- **Problem statement**: Read the records below and copy each line that contains "MODEL".

================

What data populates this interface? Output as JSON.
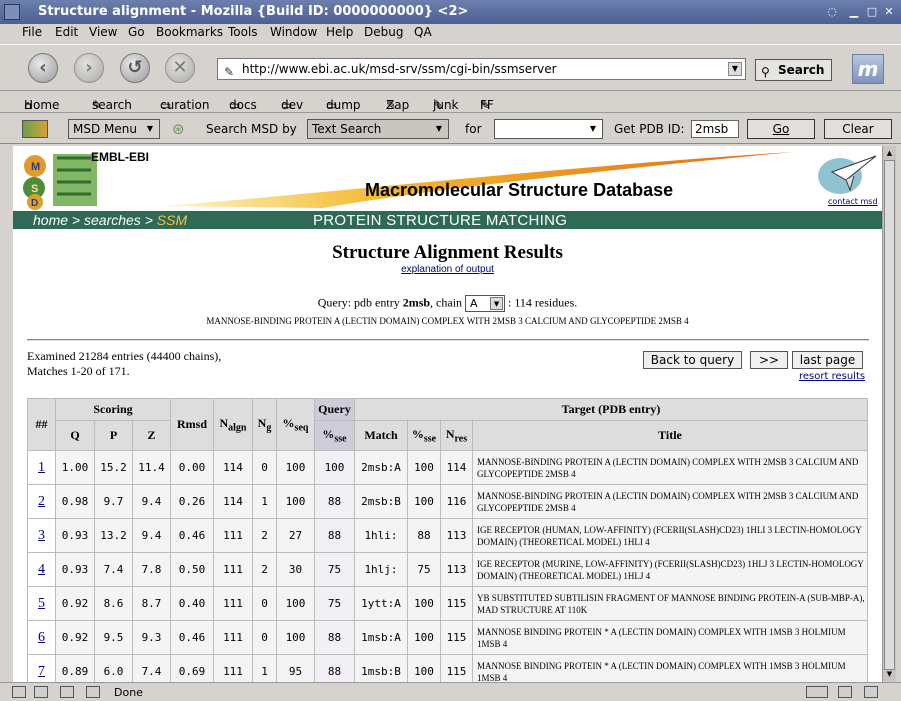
{
  "window": {
    "title": "Structure alignment - Mozilla {Build ID: 0000000000} <2>"
  },
  "menu": [
    "File",
    "Edit",
    "View",
    "Go",
    "Bookmarks",
    "Tools",
    "Window",
    "Help",
    "Debug",
    "QA"
  ],
  "nav": {
    "url": "http://www.ebi.ac.uk/msd-srv/ssm/cgi-bin/ssmserver",
    "search_label": "Search"
  },
  "bookmarks": [
    "Home",
    "search",
    "curation",
    "docs",
    "dev",
    "dump",
    "Zap",
    "junk",
    "FF"
  ],
  "msdbar": {
    "menu_label": "MSD Menu",
    "search_by_label": "Search MSD by",
    "search_by_value": "Text Search",
    "for_label": "for",
    "for_value": "",
    "pdb_label": "Get PDB ID:",
    "pdb_value": "2msb",
    "go_label": "Go",
    "clear_label": "Clear"
  },
  "banner": {
    "org": "EMBL-EBI",
    "title": "Macromolecular Structure Database",
    "contact": "contact msd",
    "crumb_home": "home",
    "crumb_searches": "searches",
    "crumb_ssm": "SSM",
    "sep": ">",
    "page_title": "PROTEIN STRUCTURE MATCHING",
    "logo": "MSD"
  },
  "results": {
    "heading": "Structure Alignment Results",
    "explanation": "explanation of output",
    "query_prefix": "Query: pdb entry",
    "query_entry": "2msb",
    "query_chain_label": ", chain",
    "query_chain": "A",
    "query_suffix": ": 114 residues.",
    "query_description": "MANNOSE-BINDING PROTEIN A (LECTIN DOMAIN) COMPLEX WITH 2MSB 3 CALCIUM AND GLYCOPEPTIDE 2MSB 4",
    "examined": "Examined 21284 entries (44400 chains),",
    "matches": "Matches 1-20 of 171.",
    "back_button": "Back to query",
    "next_button": ">>",
    "last_button": "last page",
    "resort": "resort results"
  },
  "table": {
    "headers": {
      "idx": "##",
      "scoring": "Scoring",
      "q": "Q",
      "p": "P",
      "z": "Z",
      "rmsd": "Rmsd",
      "nalgn": "N",
      "nalgn_sub": "algn",
      "ng": "N",
      "ng_sub": "g",
      "seq": "%",
      "seq_sub": "seq",
      "query": "Query",
      "sse": "%",
      "sse_sub": "sse",
      "target": "Target (PDB entry)",
      "match": "Match",
      "tsse": "%",
      "tsse_sub": "sse",
      "nres": "N",
      "nres_sub": "res",
      "title": "Title"
    },
    "rows": [
      {
        "idx": "1",
        "q": "1.00",
        "p": "15.2",
        "z": "11.4",
        "rmsd": "0.00",
        "nalgn": "114",
        "ng": "0",
        "seq": "100",
        "qsse": "100",
        "match": "2msb:A",
        "tsse": "100",
        "nres": "114",
        "title": "MANNOSE-BINDING PROTEIN A (LECTIN DOMAIN) COMPLEX WITH 2MSB 3 CALCIUM AND GLYCOPEPTIDE 2MSB 4"
      },
      {
        "idx": "2",
        "q": "0.98",
        "p": "9.7",
        "z": "9.4",
        "rmsd": "0.26",
        "nalgn": "114",
        "ng": "1",
        "seq": "100",
        "qsse": "88",
        "match": "2msb:B",
        "tsse": "100",
        "nres": "116",
        "title": "MANNOSE-BINDING PROTEIN A (LECTIN DOMAIN) COMPLEX WITH 2MSB 3 CALCIUM AND GLYCOPEPTIDE 2MSB 4"
      },
      {
        "idx": "3",
        "q": "0.93",
        "p": "13.2",
        "z": "9.4",
        "rmsd": "0.46",
        "nalgn": "111",
        "ng": "2",
        "seq": "27",
        "qsse": "88",
        "match": "1hli:",
        "tsse": "88",
        "nres": "113",
        "title": "IGE RECEPTOR (HUMAN, LOW-AFFINITY) (FCERII(SLASH)CD23) 1HLI 3 LECTIN-HOMOLOGY DOMAIN) (THEORETICAL MODEL) 1HLI 4"
      },
      {
        "idx": "4",
        "q": "0.93",
        "p": "7.4",
        "z": "7.8",
        "rmsd": "0.50",
        "nalgn": "111",
        "ng": "2",
        "seq": "30",
        "qsse": "75",
        "match": "1hlj:",
        "tsse": "75",
        "nres": "113",
        "title": "IGE RECEPTOR (MURINE, LOW-AFFINITY) (FCERII(SLASH)CD23) 1HLJ 3 LECTIN-HOMOLOGY DOMAIN) (THEORETICAL MODEL) 1HLJ 4"
      },
      {
        "idx": "5",
        "q": "0.92",
        "p": "8.6",
        "z": "8.7",
        "rmsd": "0.40",
        "nalgn": "111",
        "ng": "0",
        "seq": "100",
        "qsse": "75",
        "match": "1ytt:A",
        "tsse": "100",
        "nres": "115",
        "title": "YB SUBSTITUTED SUBTILISIN FRAGMENT OF MANNOSE BINDING PROTEIN-A (SUB-MBP-A), MAD STRUCTURE AT 110K"
      },
      {
        "idx": "6",
        "q": "0.92",
        "p": "9.5",
        "z": "9.3",
        "rmsd": "0.46",
        "nalgn": "111",
        "ng": "0",
        "seq": "100",
        "qsse": "88",
        "match": "1msb:A",
        "tsse": "100",
        "nres": "115",
        "title": "MANNOSE BINDING PROTEIN * A (LECTIN DOMAIN) COMPLEX WITH 1MSB 3 HOLMIUM 1MSB 4"
      },
      {
        "idx": "7",
        "q": "0.89",
        "p": "6.0",
        "z": "7.4",
        "rmsd": "0.69",
        "nalgn": "111",
        "ng": "1",
        "seq": "95",
        "qsse": "88",
        "match": "1msb:B",
        "tsse": "100",
        "nres": "115",
        "title": "MANNOSE BINDING PROTEIN * A (LECTIN DOMAIN) COMPLEX WITH 1MSB 3 HOLMIUM 1MSB 4"
      }
    ]
  },
  "status": {
    "text": "Done"
  }
}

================

- **Expected output**:
        "title": "IGE RECEPTOR (HUMAN, LOW-AFFINITY) (FCERII(SLASH)CD23) 1HLI 3 LECTIN-HOMOLOGY DOMAIN) (THEORETICAL MODEL) 1HLI 4"
        "title": "IGE RECEPTOR (MURINE, LOW-AFFINITY) (FCERII(SLASH)CD23) 1HLJ 3 LECTIN-HOMOLOGY DOMAIN) (THEORETICAL MODEL) 1HLJ 4"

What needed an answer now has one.